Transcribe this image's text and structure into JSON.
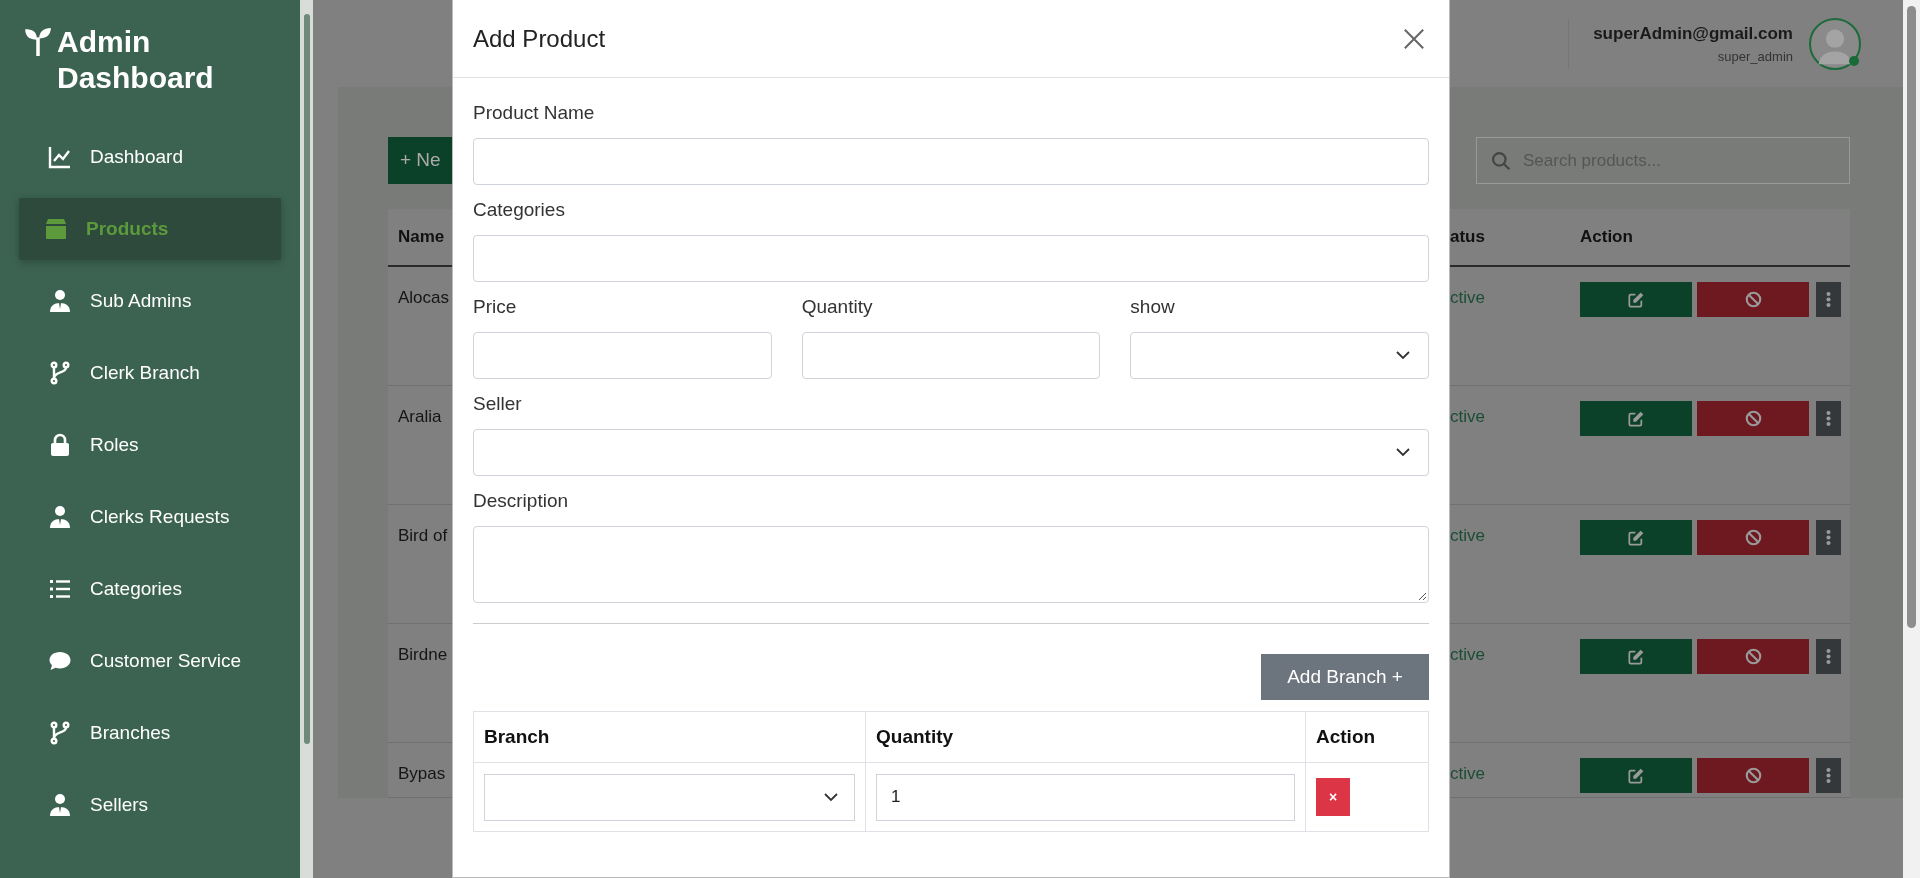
{
  "sidebar": {
    "brand": "Admin Dashboard",
    "items": [
      {
        "label": "Dashboard",
        "selected": false
      },
      {
        "label": "Products",
        "selected": true
      },
      {
        "label": "Sub Admins",
        "selected": false
      },
      {
        "label": "Clerk Branch",
        "selected": false
      },
      {
        "label": "Roles",
        "selected": false
      },
      {
        "label": "Clerks Requests",
        "selected": false
      },
      {
        "label": "Categories",
        "selected": false
      },
      {
        "label": "Customer Service",
        "selected": false
      },
      {
        "label": "Branches",
        "selected": false
      },
      {
        "label": "Sellers",
        "selected": false
      }
    ]
  },
  "header": {
    "email": "superAdmin@gmail.com",
    "role": "super_admin",
    "online": true
  },
  "products_page": {
    "new_button": "+ Ne",
    "search": {
      "placeholder": "Search products..."
    },
    "table": {
      "columns": [
        "Name",
        "atus",
        "Action"
      ],
      "rows": [
        {
          "name": "Alocas",
          "status": "ctive"
        },
        {
          "name": "Aralia",
          "status": "ctive"
        },
        {
          "name": "Bird of",
          "status": "ctive"
        },
        {
          "name": "Birdne",
          "status": "ctive"
        },
        {
          "name": "Bypas",
          "status": "ctive"
        }
      ]
    }
  },
  "modal": {
    "title": "Add Product",
    "field_rows": [
      [
        {
          "label": "Product Name",
          "kind": "text"
        }
      ],
      [
        {
          "label": "Categories",
          "kind": "text"
        }
      ],
      [
        {
          "label": "Price",
          "kind": "text"
        },
        {
          "label": "Quantity",
          "kind": "text"
        },
        {
          "label": "show",
          "kind": "select"
        }
      ],
      [
        {
          "label": "Seller",
          "kind": "select"
        }
      ],
      [
        {
          "label": "Description",
          "kind": "textarea"
        }
      ]
    ],
    "add_branch_button": "Add Branch +",
    "branch_table": {
      "columns": [
        "Branch",
        "Quantity",
        "Action"
      ],
      "rows": [
        {
          "quantity": "1",
          "remove": "×"
        }
      ]
    }
  }
}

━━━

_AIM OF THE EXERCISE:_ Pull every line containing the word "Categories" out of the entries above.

_PROBLEM SOLUTION:_
        "label": "Categories",
          "label": "Categories",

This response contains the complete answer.